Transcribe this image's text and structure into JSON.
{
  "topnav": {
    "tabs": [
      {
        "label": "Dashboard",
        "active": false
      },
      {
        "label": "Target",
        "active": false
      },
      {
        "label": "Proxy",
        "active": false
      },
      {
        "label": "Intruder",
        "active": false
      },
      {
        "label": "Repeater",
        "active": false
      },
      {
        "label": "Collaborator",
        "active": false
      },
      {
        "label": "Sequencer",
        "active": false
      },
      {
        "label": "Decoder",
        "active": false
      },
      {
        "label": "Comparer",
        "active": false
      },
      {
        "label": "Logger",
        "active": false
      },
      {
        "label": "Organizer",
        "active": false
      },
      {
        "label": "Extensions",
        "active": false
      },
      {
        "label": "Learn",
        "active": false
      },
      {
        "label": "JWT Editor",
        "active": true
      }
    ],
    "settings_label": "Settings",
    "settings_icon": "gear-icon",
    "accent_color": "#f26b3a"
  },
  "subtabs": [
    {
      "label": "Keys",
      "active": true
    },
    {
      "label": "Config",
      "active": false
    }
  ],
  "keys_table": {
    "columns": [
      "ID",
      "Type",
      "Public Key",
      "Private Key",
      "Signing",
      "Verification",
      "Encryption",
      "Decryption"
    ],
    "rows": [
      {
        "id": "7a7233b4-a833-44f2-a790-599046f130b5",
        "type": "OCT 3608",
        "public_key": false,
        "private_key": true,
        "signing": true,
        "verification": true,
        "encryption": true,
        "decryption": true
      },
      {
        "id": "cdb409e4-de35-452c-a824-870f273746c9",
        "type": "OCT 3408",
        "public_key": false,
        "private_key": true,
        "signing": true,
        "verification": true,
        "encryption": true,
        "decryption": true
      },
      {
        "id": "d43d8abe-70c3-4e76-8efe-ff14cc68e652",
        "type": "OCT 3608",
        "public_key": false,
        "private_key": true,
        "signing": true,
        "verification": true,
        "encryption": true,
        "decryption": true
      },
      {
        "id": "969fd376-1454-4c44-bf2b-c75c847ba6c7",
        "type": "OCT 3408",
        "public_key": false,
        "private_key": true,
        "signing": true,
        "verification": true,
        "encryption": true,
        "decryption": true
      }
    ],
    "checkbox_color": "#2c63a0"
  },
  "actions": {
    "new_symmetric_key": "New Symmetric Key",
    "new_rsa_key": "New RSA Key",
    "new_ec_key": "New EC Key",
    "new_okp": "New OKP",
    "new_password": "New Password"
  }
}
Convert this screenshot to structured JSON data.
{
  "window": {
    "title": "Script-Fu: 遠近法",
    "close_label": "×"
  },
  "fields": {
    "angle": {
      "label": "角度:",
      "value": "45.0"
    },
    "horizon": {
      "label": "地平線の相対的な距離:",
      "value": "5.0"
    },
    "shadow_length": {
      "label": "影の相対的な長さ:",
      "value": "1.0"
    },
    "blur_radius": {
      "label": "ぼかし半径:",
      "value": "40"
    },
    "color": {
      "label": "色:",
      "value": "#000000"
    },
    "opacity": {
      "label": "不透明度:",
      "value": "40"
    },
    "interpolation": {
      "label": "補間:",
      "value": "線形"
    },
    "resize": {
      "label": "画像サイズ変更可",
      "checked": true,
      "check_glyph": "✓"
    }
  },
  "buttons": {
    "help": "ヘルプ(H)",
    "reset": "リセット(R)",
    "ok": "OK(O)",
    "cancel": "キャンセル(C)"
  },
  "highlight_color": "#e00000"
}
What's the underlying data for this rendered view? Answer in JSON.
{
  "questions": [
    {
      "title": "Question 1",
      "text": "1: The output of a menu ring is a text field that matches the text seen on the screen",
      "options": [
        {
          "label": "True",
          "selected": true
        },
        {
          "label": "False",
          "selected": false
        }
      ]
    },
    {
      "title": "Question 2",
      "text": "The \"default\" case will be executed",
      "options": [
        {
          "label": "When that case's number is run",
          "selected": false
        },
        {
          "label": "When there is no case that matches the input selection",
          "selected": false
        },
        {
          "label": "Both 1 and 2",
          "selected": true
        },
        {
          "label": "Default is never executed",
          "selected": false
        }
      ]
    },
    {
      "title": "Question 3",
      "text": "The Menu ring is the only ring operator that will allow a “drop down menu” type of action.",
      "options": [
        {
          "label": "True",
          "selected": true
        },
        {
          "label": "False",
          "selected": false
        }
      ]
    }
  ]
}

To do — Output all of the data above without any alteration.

Response to the exercise —
Transcribe this image's text and structure into JSON.
{
  "topnav": {
    "tabs": [
      {
        "label": "Dashboard",
        "active": false
      },
      {
        "label": "Target",
        "active": false
      },
      {
        "label": "Proxy",
        "active": false
      },
      {
        "label": "Intruder",
        "active": false
      },
      {
        "label": "Repeater",
        "active": false
      },
      {
        "label": "Collaborator",
        "active": false
      },
      {
        "label": "Sequencer",
        "active": false
      },
      {
        "label": "Decoder",
        "active": false
      },
      {
        "label": "Comparer",
        "active": false
      },
      {
        "label": "Logger",
        "active": false
      },
      {
        "label": "Organizer",
        "active": false
      },
      {
        "label": "Extensions",
        "active": false
      },
      {
        "label": "Learn",
        "active": false
      },
      {
        "label": "JWT Editor",
        "active": true
      }
    ],
    "settings_label": "Settings",
    "settings_icon": "gear-icon",
    "accent_color": "#f26b3a"
  },
  "subtabs": [
    {
      "label": "Keys",
      "active": true
    },
    {
      "label": "Config",
      "active": false
    }
  ],
  "keys_table": {
    "columns": [
      "ID",
      "Type",
      "Public Key",
      "Private Key",
      "Signing",
      "Verification",
      "Encryption",
      "Decryption"
    ],
    "rows": [
      {
        "id": "7a7233b4-a833-44f2-a790-599046f130b5",
        "type": "OCT 3608",
        "public_key": false,
        "private_key": true,
        "signing": true,
        "verification": true,
        "encryption": true,
        "decryption": true
      },
      {
        "id": "cdb409e4-de35-452c-a824-870f273746c9",
        "type": "OCT 3408",
        "public_key": false,
        "private_key": true,
        "signing": true,
        "verification": true,
        "encryption": true,
        "decryption": true
      },
      {
        "id": "d43d8abe-70c3-4e76-8efe-ff14cc68e652",
        "type": "OCT 3608",
        "public_key": false,
        "private_key": true,
        "signing": true,
        "verification": true,
        "encryption": true,
        "decryption": true
      },
      {
        "id": "969fd376-1454-4c44-bf2b-c75c847ba6c7",
        "type": "OCT 3408",
        "public_key": false,
        "private_key": true,
        "signing": true,
        "verification": true,
        "encryption": true,
        "decryption": true
      }
    ],
    "checkbox_color": "#2c63a0"
  },
  "actions": {
    "new_symmetric_key": "New Symmetric Key",
    "new_rsa_key": "New RSA Key",
    "new_ec_key": "New EC Key",
    "new_okp": "New OKP",
    "new_password": "New Password"
  }
}
Convert this screenshot to structured JSON data.
{
  "window": {
    "title": "Script-Fu: 遠近法",
    "close_label": "×"
  },
  "fields": {
    "angle": {
      "label": "角度:",
      "value": "45.0"
    },
    "horizon": {
      "label": "地平線の相対的な距離:",
      "value": "5.0"
    },
    "shadow_length": {
      "label": "影の相対的な長さ:",
      "value": "1.0"
    },
    "blur_radius": {
      "label": "ぼかし半径:",
      "value": "40"
    },
    "color": {
      "label": "色:",
      "value": "#000000"
    },
    "opacity": {
      "label": "不透明度:",
      "value": "40"
    },
    "interpolation": {
      "label": "補間:",
      "value": "線形"
    },
    "resize": {
      "label": "画像サイズ変更可",
      "checked": true,
      "check_glyph": "✓"
    }
  },
  "buttons": {
    "help": "ヘルプ(H)",
    "reset": "リセット(R)",
    "ok": "OK(O)",
    "cancel": "キャンセル(C)"
  },
  "highlight_color": "#e00000"
}
What's the underlying data for this rendered view? Answer in JSON.
{
  "questions": [
    {
      "title": "Question 1",
      "text": "1: The output of a menu ring is a text field that matches the text seen on the screen",
      "options": [
        {
          "label": "True",
          "selected": true
        },
        {
          "label": "False",
          "selected": false
        }
      ]
    },
    {
      "title": "Question 2",
      "text": "The \"default\" case will be executed",
      "options": [
        {
          "label": "When that case's number is run",
          "selected": false
        },
        {
          "label": "When there is no case that matches the input selection",
          "selected": false
        },
        {
          "label": "Both 1 and 2",
          "selected": true
        },
        {
          "label": "Default is never executed",
          "selected": false
        }
      ]
    },
    {
      "title": "Question 3",
      "text": "The Menu ring is the only ring operator that will allow a “drop down menu” type of action.",
      "options": [
        {
          "label": "True",
          "selected": true
        },
        {
          "label": "False",
          "selected": false
        }
      ]
    }
  ]
}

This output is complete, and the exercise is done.